Given records >>
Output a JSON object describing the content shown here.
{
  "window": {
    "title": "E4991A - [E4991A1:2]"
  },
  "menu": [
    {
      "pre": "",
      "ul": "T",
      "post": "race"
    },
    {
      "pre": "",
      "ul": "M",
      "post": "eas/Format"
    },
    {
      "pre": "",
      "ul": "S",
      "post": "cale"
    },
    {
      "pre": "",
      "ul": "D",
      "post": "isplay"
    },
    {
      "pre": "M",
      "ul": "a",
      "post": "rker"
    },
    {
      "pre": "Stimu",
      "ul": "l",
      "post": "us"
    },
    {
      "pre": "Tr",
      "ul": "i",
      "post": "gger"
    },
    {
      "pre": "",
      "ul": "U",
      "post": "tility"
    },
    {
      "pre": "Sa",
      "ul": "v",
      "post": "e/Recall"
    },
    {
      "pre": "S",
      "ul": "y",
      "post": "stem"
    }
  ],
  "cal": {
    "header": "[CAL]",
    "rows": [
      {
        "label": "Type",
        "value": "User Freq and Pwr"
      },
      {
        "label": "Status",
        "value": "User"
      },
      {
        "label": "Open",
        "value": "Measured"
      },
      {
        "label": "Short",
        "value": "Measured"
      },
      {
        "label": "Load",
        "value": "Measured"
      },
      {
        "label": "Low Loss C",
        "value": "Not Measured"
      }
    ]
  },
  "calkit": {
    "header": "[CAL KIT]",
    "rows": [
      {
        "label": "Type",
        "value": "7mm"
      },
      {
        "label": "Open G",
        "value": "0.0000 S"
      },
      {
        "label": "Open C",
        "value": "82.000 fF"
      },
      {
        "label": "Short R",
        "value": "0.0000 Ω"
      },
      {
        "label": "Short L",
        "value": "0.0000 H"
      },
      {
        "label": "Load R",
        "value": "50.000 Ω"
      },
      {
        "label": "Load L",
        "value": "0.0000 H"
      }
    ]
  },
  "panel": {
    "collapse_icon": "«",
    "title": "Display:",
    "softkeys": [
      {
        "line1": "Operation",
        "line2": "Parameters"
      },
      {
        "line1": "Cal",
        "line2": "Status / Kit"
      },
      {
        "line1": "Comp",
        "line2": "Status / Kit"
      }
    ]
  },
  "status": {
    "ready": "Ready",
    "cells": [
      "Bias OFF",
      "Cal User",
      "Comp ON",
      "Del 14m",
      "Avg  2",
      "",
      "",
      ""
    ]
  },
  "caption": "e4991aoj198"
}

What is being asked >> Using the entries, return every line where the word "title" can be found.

Reply >>
    "title": "E4991A - [E4991A1:2]"
    "title": "Display:",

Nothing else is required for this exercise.